A will can be contested, or disputed, based on one of the following grounds:
- Invalid Execution
- Lacking Testamentary Capacity
- Lack of Knowledge and Approval
- Undue Influence
- Fraudulent or Forged Wills
- Rectification and Construction Claims
In order to claim that a will is incorrectly executed, one or more of the following requirements was not met:
- The testator, the person making the will, must construct the will in writing and have signed it, or direct another to sign it for them.
- It must appear that the testator intended by their signature to give effect to the will.
- Two must sign and attest that the testator signed the will or directed another to sign on their behalf.
- The two witnesses and the testator must sign in the presence of one another.
Lacking Testamentary Capacity
A person must be considered “of a sound mind” in order to create a valid will. The legal test to determine if a person is of sound mind comes from the 1870 case – Banks v Goodfellow. To be of sound mind a person must:
- Comprehend that they are making a will and the effect of the will,
- Know the nature and the value of their estate,
- Understand the consequences of including or excluding an individual under their will, and
- Cannot be suffering from any disorder of the mind that could alter their views or understanding.
Lack of Knowledge and Approval
A claim for lack of knowledge and approval can be made if there is suspicion that the testator was not aware of, or would approve of, the content of their will.

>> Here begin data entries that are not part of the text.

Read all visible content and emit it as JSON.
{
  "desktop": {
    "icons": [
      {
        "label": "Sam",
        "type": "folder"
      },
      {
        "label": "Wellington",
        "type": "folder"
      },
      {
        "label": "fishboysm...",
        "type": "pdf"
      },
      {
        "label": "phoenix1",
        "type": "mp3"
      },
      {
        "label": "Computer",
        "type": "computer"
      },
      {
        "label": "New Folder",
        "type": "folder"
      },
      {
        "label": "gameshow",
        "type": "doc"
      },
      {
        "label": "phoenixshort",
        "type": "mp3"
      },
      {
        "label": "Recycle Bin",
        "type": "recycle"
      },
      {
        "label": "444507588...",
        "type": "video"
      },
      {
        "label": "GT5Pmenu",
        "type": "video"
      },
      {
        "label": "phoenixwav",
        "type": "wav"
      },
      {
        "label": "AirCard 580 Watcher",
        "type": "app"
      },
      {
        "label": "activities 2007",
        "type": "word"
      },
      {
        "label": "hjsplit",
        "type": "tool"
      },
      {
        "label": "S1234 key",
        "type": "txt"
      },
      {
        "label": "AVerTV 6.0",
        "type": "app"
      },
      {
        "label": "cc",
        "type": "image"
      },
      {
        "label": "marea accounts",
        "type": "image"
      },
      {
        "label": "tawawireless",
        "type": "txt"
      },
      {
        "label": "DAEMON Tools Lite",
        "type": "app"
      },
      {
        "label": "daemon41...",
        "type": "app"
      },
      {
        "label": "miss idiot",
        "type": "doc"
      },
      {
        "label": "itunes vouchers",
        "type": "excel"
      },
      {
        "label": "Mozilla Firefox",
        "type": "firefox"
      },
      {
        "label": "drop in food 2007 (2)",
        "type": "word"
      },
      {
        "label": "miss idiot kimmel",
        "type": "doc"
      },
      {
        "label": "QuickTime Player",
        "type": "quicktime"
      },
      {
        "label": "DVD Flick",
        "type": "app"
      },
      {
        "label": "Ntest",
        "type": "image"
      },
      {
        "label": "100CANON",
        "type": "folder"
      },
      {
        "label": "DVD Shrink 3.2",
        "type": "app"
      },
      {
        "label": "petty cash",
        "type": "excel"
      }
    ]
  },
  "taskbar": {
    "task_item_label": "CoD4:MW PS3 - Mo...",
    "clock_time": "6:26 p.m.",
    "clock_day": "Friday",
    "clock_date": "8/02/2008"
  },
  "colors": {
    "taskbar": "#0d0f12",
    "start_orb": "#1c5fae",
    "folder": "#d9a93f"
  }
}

Even if the will was validly executed and the testator was of sound mind, a claim of lack of knowledge and approval can still be made. An example of this claim would be if there was a large or valuable gift left to the individual who helped prepare the will.

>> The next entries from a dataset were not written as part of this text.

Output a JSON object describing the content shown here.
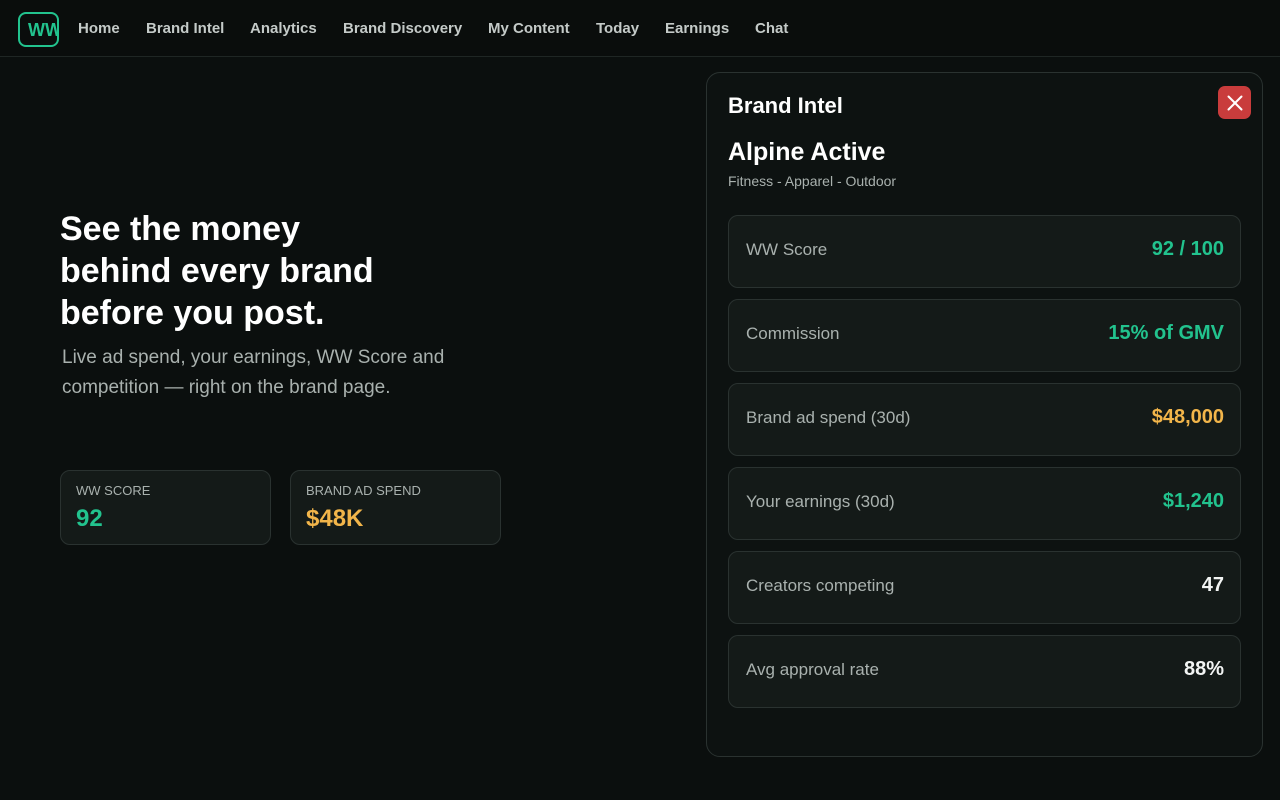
{
  "app": {
    "logo_text": "WW"
  },
  "nav": {
    "items": [
      {
        "label": "Home"
      },
      {
        "label": "Brand Intel"
      },
      {
        "label": "Analytics"
      },
      {
        "label": "Brand Discovery"
      },
      {
        "label": "My Content"
      },
      {
        "label": "Today"
      },
      {
        "label": "Earnings"
      },
      {
        "label": "Chat"
      }
    ]
  },
  "hero": {
    "title_line1": "See the money",
    "title_line2": "behind every brand",
    "title_line3": "before you post.",
    "subtitle": "Live ad spend, your earnings, WW Score and competition — right on the brand page."
  },
  "stats": [
    {
      "label": "WW SCORE",
      "value": "92",
      "color": "#22c38e"
    },
    {
      "label": "BRAND AD SPEND",
      "value": "$48K",
      "color": "#f2b54a"
    }
  ],
  "panel": {
    "title": "Brand Intel",
    "close_icon": "close-icon",
    "brand_name": "Alpine Active",
    "brand_tags": "Fitness - Apparel - Outdoor",
    "metrics": [
      {
        "label": "WW Score",
        "value": "92 / 100",
        "color": "#22c38e"
      },
      {
        "label": "Commission",
        "value": "15% of GMV",
        "color": "#22c38e"
      },
      {
        "label": "Brand ad spend (30d)",
        "value": "$48,000",
        "color": "#f2b54a"
      },
      {
        "label": "Your earnings (30d)",
        "value": "$1,240",
        "color": "#22c38e"
      },
      {
        "label": "Creators competing",
        "value": "47",
        "color": "#f2f4f3"
      },
      {
        "label": "Avg approval rate",
        "value": "88%",
        "color": "#f2f4f3"
      }
    ]
  },
  "colors": {
    "accent_green": "#22c38e",
    "accent_amber": "#f2b54a",
    "close_red": "#c93c3c",
    "background": "#0b0f0e"
  }
}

Undue influence means that a person was coerced, under duress, or otherwise improperly influence during the writing of their will. In order to prove that the testator was unduly influenced, you will have to prove “actual undue influence”. The evidence must be of high standard and there must be no other reasonable theory to explain the content of the will.
Estates of elderly relatives may come into question if the will was changed shortly before their death to remove their beneficiaries and include someone new as the beneficiary. Also, any legal document, including a Last Will & Testament is invalid if the testator is coerced into creating or signing the will.
Fraudulent or Forged Wills
Wills are protected against fraud and forgery alike. If a family member creates and signs the wills as if they are the testator, then the will is invalid on the grounds of forgery. If someone lies to the testator about a potential beneficiary and that lie leads to the beneficiary being excluded under the will, then the will can be found invalid because of the fraudulent lie.
Rectification and Construction Claims
This claim may be made if the instructions in the will are unclear – whether due to a clerical error or because the individual drafting the will did not understand the testator’s final instructions. Ambiguous wording may need the court to determine the meaning of the will.